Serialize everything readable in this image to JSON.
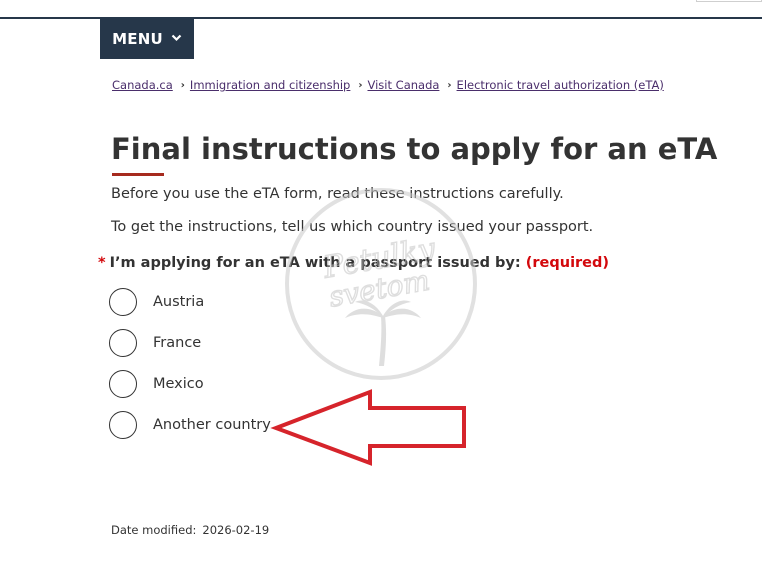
{
  "menu": {
    "label": "MENU"
  },
  "breadcrumb": [
    {
      "label": "Canada.ca"
    },
    {
      "label": "Immigration and citizenship"
    },
    {
      "label": "Visit Canada"
    },
    {
      "label": "Electronic travel authorization (eTA)"
    }
  ],
  "title": "Final instructions to apply for an eTA",
  "intro": [
    "Before you use the eTA form, read these instructions carefully.",
    "To get the instructions, tell us which country issued your passport."
  ],
  "question": {
    "asterisk": "*",
    "label": "I’m applying for an eTA with a passport issued by:",
    "required": "(required)",
    "options": [
      {
        "label": "Austria",
        "selected": false
      },
      {
        "label": "France",
        "selected": false
      },
      {
        "label": "Mexico",
        "selected": false
      },
      {
        "label": "Another country",
        "selected": false
      }
    ]
  },
  "watermark": {
    "line1": "Petulky",
    "line2": "svetom"
  },
  "date_modified": {
    "label": "Date modified:",
    "value": "2026-02-19"
  },
  "colors": {
    "menu_bg": "#26374a",
    "link": "#4a2e6b",
    "title_underline": "#a62a1e",
    "required": "#d3080c",
    "arrow": "#d6242b"
  }
}
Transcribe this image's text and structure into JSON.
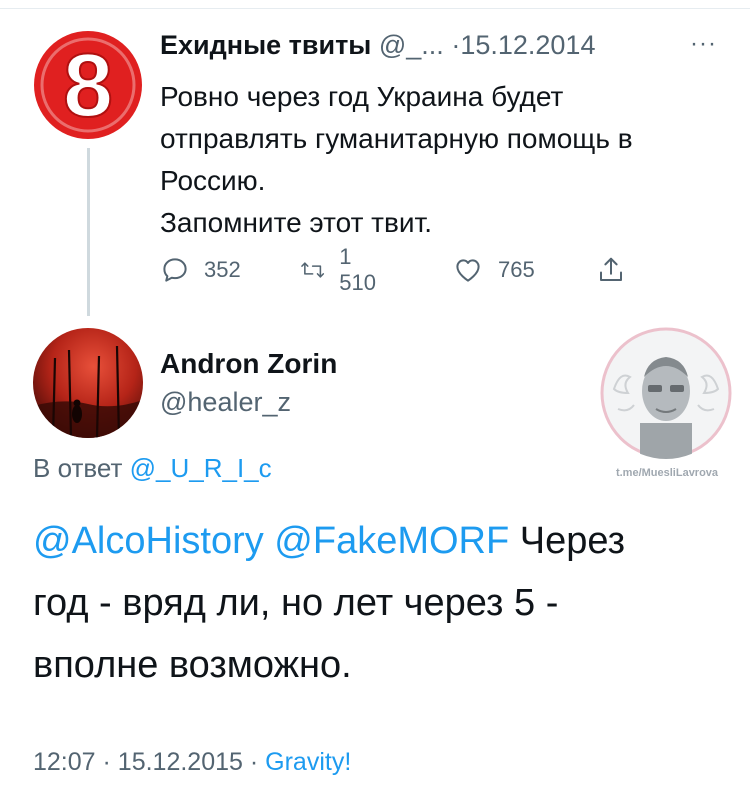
{
  "parent_tweet": {
    "author_name": "Ехидные твиты",
    "handle": "@_...",
    "separator": "·",
    "date": "15.12.2014",
    "more": "···",
    "avatar_glyph": "8",
    "text_lines": [
      "Ровно через год Украина будет",
      "отправлять гуманитарную помощь в",
      "Россию.",
      "Запомните этот твит."
    ],
    "reply_count": "352",
    "retweet_count": "1 510",
    "like_count": "765"
  },
  "reply_tweet": {
    "author_name": "Andron Zorin",
    "handle": "@healer_z",
    "reply_to_label": "В ответ",
    "reply_to_handle": "@_U_R_I_c",
    "text_lines": [
      {
        "mentions": "@AlcoHistory @FakeMORF",
        "text": " Через"
      },
      {
        "mentions": "",
        "text": "год - вряд ли, но лет через 5 -"
      },
      {
        "mentions": "",
        "text": "вполне возможно."
      }
    ],
    "time": "12:07",
    "separator": "·",
    "date": "15.12.2015",
    "source": "Gravity!"
  },
  "watermark": {
    "caption": "t.me/MuesliLavrova"
  },
  "colors": {
    "link": "#1d9bf0",
    "secondary_text": "#536471",
    "primary_text": "#0f1419",
    "avatar_red": "#e02020"
  }
}
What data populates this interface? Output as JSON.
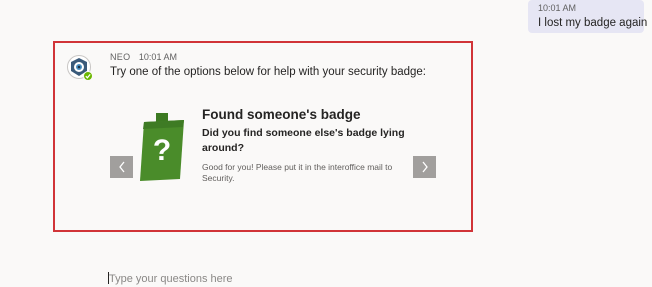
{
  "user_message": {
    "time": "10:01 AM",
    "text": "I lost my badge again"
  },
  "bot_message": {
    "sender": "NEO",
    "time": "10:01 AM",
    "intro": "Try one of the options below for help with your security badge:",
    "avatar_icon": "shield-eye-icon",
    "presence_icon": "check-icon",
    "card": {
      "title": "Found someone's badge",
      "subtitle": "Did you find someone else's badge lying around?",
      "body": "Good for you! Please put it in the interoffice mail to Security.",
      "image_icon": "badge-question-icon"
    }
  },
  "composer": {
    "placeholder": "Type your questions here"
  },
  "colors": {
    "highlight_border": "#d13438",
    "user_bubble": "#e6e6f4",
    "badge_green": "#4a8c2a",
    "nav_button": "#a19f9d"
  }
}
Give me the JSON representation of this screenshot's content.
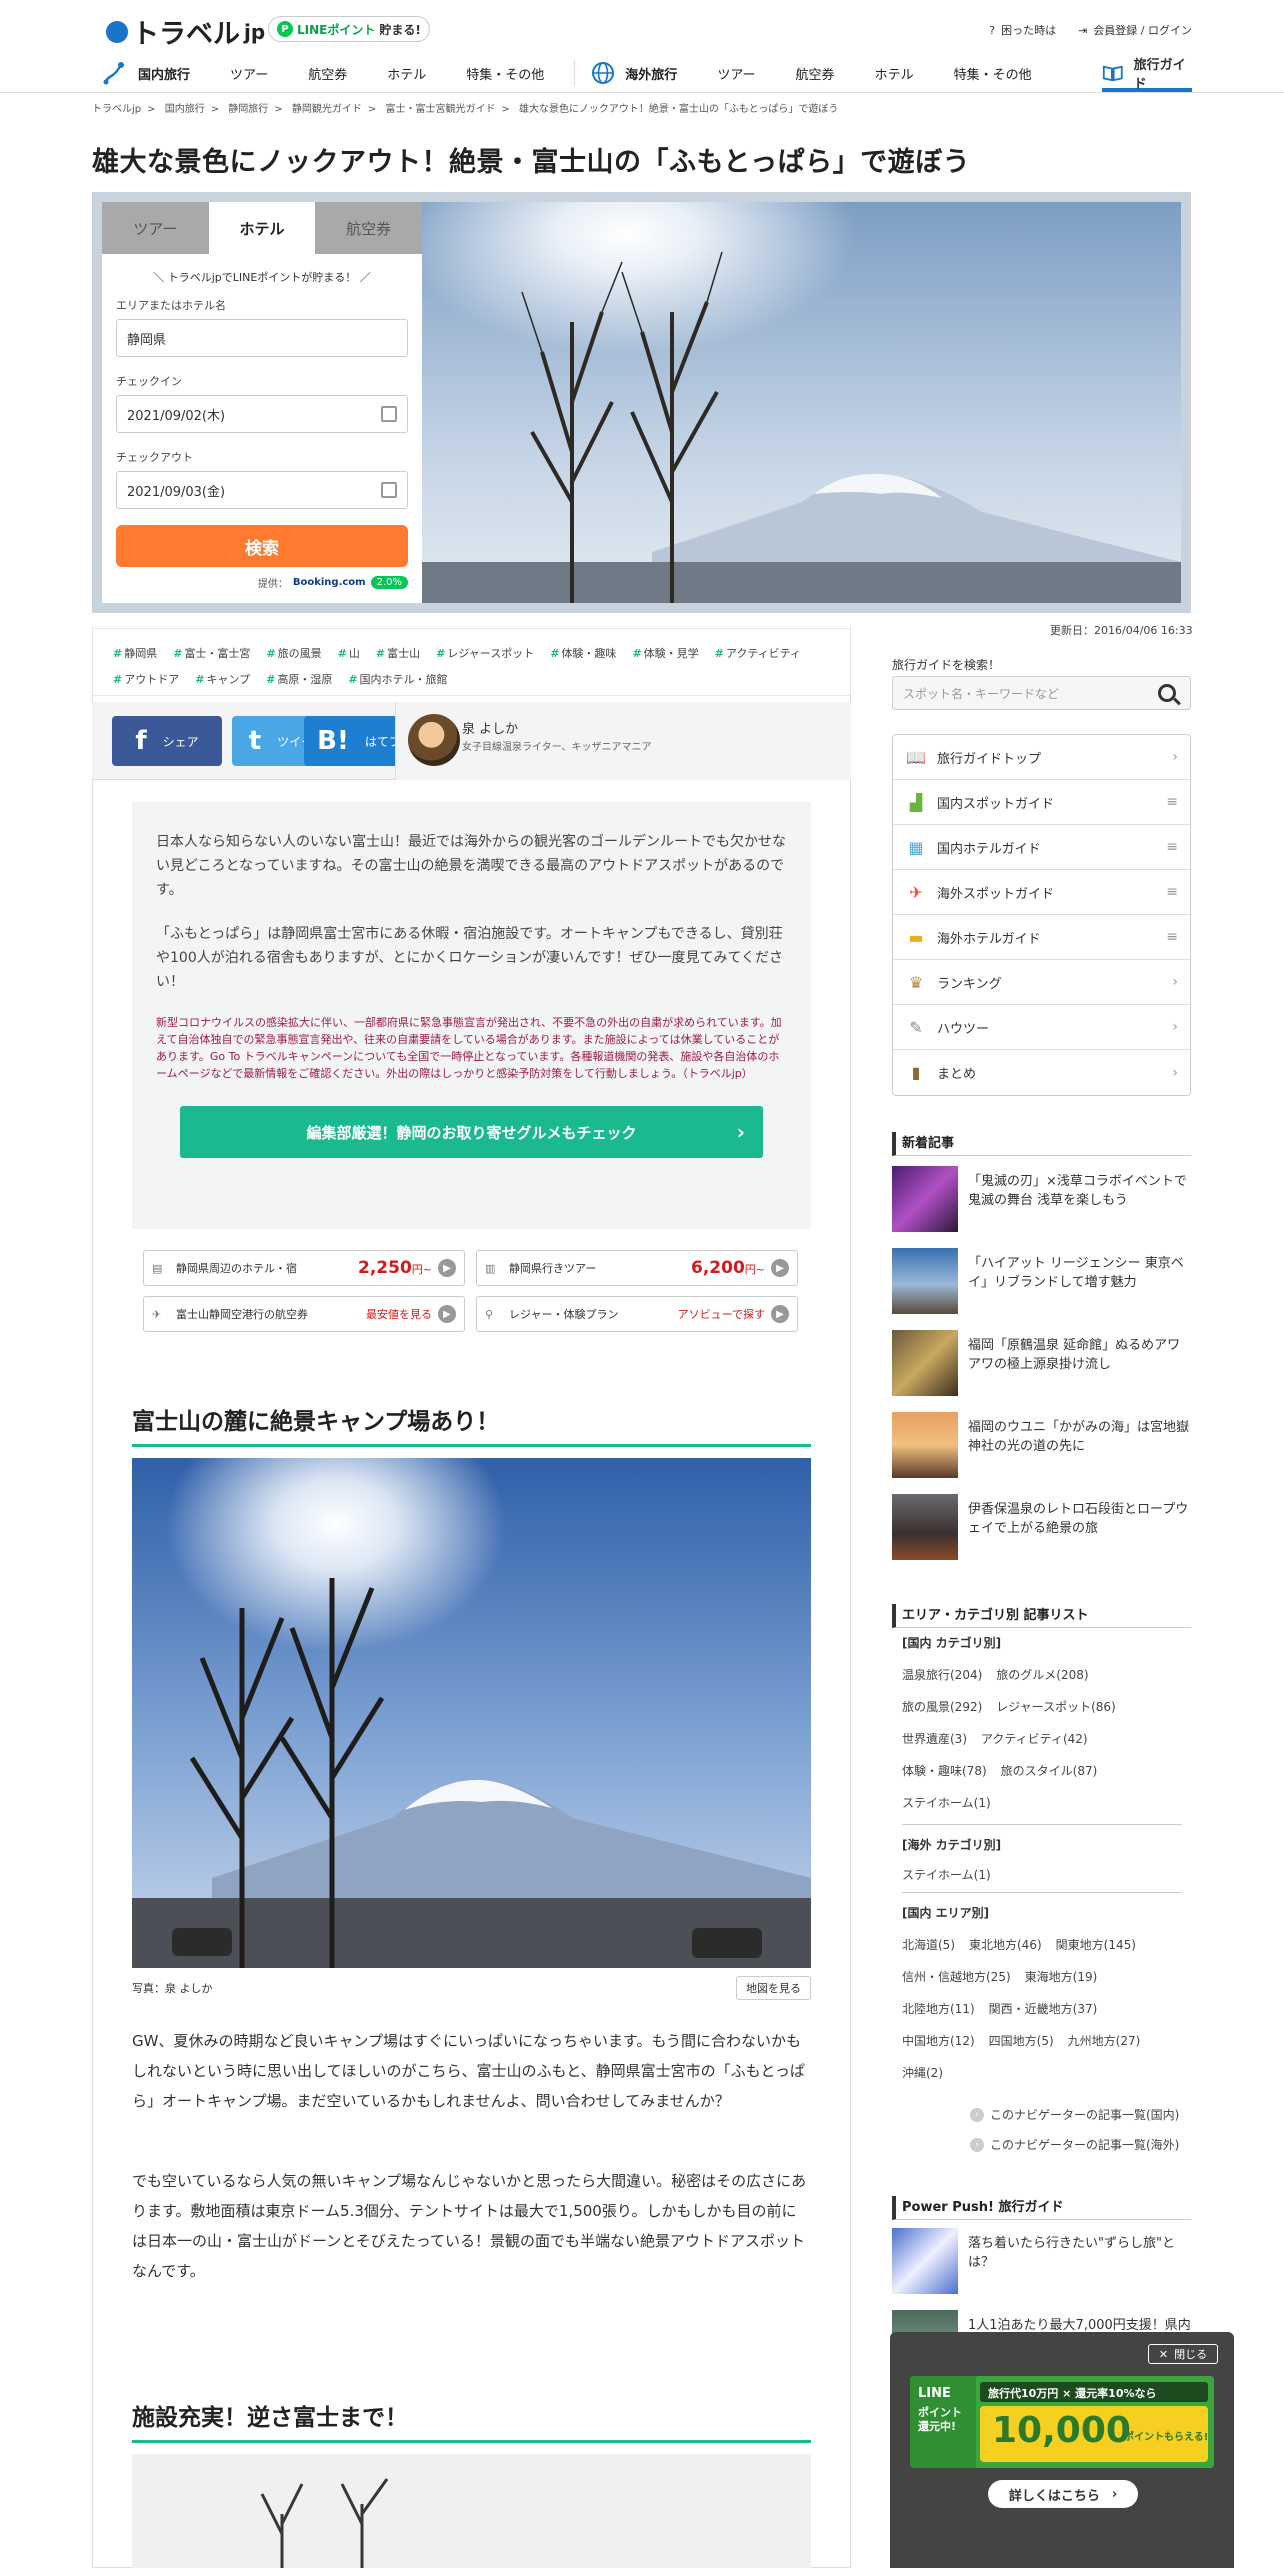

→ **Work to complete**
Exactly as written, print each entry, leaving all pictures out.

→ **Answer box**
Serialize everything readable in this image to JSON.
{
  "menu": {
    "label": "MENU"
  },
  "breadcrumb": [
    {
      "label": "Canada.ca"
    },
    {
      "label": "Immigration and citizenship"
    },
    {
      "label": "Visit Canada"
    },
    {
      "label": "Electronic travel authorization (eTA)"
    }
  ],
  "title": "Final instructions to apply for an eTA",
  "intro": [
    "Before you use the eTA form, read these instructions carefully.",
    "To get the instructions, tell us which country issued your passport."
  ],
  "question": {
    "asterisk": "*",
    "label": "I’m applying for an eTA with a passport issued by:",
    "required": "(required)",
    "options": [
      {
        "label": "Austria",
        "selected": false
      },
      {
        "label": "France",
        "selected": false
      },
      {
        "label": "Mexico",
        "selected": false
      },
      {
        "label": "Another country",
        "selected": false
      }
    ]
  },
  "watermark": {
    "line1": "Petulky",
    "line2": "svetom"
  },
  "date_modified": {
    "label": "Date modified:",
    "value": "2026-02-19"
  },
  "colors": {
    "menu_bg": "#26374a",
    "link": "#4a2e6b",
    "title_underline": "#a62a1e",
    "required": "#d3080c",
    "arrow": "#d6242b"
  }
}
Transcribe this image's text and structure into JSON.
{
  "parent_tweet": {
    "author_name": "Ехидные твиты",
    "handle": "@_...",
    "separator": "·",
    "date": "15.12.2014",
    "more": "···",
    "avatar_glyph": "8",
    "text_lines": [
      "Ровно через год Украина будет",
      "отправлять гуманитарную помощь в",
      "Россию.",
      "Запомните этот твит."
    ],
    "reply_count": "352",
    "retweet_count": "1 510",
    "like_count": "765"
  },
  "reply_tweet": {
    "author_name": "Andron Zorin",
    "handle": "@healer_z",
    "reply_to_label": "В ответ",
    "reply_to_handle": "@_U_R_I_c",
    "text_lines": [
      {
        "mentions": "@AlcoHistory @FakeMORF",
        "text": " Через"
      },
      {
        "mentions": "",
        "text": "год - вряд ли, но лет через 5 -"
      },
      {
        "mentions": "",
        "text": "вполне возможно."
      }
    ],
    "time": "12:07",
    "separator": "·",
    "date": "15.12.2015",
    "source": "Gravity!"
  },
  "watermark": {
    "caption": "t.me/MuesliLavrova"
  },
  "colors": {
    "link": "#1d9bf0",
    "secondary_text": "#536471",
    "primary_text": "#0f1419",
    "avatar_red": "#e02020"
  }
}
What data populates this interface? Output as JSON.
{
  "user_message": {
    "time": "10:01 AM",
    "text": "I lost my badge again"
  },
  "bot_message": {
    "sender": "NEO",
    "time": "10:01 AM",
    "intro": "Try one of the options below for help with your security badge:",
    "avatar_icon": "shield-eye-icon",
    "presence_icon": "check-icon",
    "card": {
      "title": "Found someone's badge",
      "subtitle": "Did you find someone else's badge lying around?",
      "body": "Good for you! Please put it in the interoffice mail to Security.",
      "image_icon": "badge-question-icon"
    }
  },
  "composer": {
    "placeholder": "Type your questions here"
  },
  "colors": {
    "highlight_border": "#d13438",
    "user_bubble": "#e6e6f4",
    "badge_green": "#4a8c2a",
    "nav_button": "#a19f9d"
  }
}
Give me the JSON representation of this screenshot's content.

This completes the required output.